PROBLEM STATEMENT |
Would you please copy every line from the records that contains the word "true"?

Dataset rows for apps and sites |
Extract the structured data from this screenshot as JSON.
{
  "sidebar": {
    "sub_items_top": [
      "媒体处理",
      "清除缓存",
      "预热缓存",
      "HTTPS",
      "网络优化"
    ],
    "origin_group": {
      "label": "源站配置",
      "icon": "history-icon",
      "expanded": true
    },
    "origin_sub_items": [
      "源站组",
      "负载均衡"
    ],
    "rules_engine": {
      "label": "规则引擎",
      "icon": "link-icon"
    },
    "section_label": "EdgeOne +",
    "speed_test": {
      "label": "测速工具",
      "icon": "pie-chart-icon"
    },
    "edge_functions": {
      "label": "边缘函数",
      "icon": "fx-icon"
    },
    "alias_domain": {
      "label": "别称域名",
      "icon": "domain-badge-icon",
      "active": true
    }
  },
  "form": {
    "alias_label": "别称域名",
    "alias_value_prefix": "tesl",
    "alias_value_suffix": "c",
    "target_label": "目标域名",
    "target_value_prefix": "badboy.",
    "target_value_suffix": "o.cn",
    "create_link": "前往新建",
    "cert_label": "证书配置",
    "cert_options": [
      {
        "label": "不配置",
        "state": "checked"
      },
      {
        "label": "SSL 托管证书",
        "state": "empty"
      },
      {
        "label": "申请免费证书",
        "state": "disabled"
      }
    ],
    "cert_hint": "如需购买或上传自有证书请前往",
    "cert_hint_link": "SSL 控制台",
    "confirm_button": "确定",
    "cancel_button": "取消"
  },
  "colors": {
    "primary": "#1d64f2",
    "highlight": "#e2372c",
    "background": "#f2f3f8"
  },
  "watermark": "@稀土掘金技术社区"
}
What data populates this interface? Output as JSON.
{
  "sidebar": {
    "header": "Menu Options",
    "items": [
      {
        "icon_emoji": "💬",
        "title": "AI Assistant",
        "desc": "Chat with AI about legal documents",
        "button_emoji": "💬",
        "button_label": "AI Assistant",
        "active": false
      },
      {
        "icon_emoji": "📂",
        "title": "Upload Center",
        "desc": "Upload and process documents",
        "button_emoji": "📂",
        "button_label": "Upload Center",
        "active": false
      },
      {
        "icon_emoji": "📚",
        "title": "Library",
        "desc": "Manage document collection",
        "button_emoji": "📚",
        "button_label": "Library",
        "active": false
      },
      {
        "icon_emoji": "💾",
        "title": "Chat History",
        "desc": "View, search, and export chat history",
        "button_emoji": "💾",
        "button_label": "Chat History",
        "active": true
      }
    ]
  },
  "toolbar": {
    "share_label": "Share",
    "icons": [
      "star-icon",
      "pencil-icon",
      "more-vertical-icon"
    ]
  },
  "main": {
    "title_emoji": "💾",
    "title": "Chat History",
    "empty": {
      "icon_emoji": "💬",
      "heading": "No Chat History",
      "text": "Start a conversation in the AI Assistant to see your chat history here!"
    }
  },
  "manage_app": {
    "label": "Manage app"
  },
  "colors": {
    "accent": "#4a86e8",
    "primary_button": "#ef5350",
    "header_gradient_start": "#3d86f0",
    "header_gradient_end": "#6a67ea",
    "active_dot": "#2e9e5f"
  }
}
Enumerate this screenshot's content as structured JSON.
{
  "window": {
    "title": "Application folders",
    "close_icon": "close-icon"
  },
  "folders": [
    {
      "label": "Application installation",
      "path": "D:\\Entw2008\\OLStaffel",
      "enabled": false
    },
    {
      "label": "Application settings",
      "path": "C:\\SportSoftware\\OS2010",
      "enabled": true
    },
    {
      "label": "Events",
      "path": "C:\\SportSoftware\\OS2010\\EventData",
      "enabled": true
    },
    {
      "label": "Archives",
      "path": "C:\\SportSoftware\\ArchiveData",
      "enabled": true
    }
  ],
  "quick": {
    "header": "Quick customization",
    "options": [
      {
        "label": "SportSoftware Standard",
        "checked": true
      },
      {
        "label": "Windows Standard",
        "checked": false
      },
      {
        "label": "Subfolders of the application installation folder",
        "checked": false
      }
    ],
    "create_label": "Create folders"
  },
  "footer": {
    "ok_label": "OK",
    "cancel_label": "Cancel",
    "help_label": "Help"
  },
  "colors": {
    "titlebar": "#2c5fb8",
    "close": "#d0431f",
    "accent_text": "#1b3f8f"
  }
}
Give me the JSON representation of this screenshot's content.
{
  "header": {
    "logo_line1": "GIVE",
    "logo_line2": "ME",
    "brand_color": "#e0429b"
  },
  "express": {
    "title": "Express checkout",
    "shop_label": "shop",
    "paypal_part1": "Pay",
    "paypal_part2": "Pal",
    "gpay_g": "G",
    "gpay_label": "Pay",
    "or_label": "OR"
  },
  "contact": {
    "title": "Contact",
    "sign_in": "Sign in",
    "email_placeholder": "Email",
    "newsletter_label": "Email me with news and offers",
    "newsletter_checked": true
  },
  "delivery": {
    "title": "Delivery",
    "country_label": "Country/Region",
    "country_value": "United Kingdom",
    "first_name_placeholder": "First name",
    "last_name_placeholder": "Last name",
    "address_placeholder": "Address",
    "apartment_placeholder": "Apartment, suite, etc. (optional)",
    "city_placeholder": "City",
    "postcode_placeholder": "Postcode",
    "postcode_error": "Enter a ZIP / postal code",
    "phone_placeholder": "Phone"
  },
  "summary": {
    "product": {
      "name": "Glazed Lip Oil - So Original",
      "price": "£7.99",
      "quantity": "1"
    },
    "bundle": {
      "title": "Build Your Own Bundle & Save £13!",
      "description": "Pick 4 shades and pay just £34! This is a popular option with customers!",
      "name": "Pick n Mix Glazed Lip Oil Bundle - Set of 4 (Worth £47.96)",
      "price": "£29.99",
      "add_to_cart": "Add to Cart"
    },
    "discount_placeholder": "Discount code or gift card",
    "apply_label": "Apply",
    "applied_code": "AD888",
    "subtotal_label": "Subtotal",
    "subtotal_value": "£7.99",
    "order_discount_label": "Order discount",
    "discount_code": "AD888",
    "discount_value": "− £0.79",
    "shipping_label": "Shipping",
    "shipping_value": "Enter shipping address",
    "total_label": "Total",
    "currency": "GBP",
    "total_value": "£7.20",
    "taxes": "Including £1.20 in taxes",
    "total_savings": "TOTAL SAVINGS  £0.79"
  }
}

ANSWER TO THIS EXERCISE |
      "expanded": true
      "active": true
        "active": true
      "enabled": true
      "enabled": true
      "enabled": true
        "checked": true
    "newsletter_checked": true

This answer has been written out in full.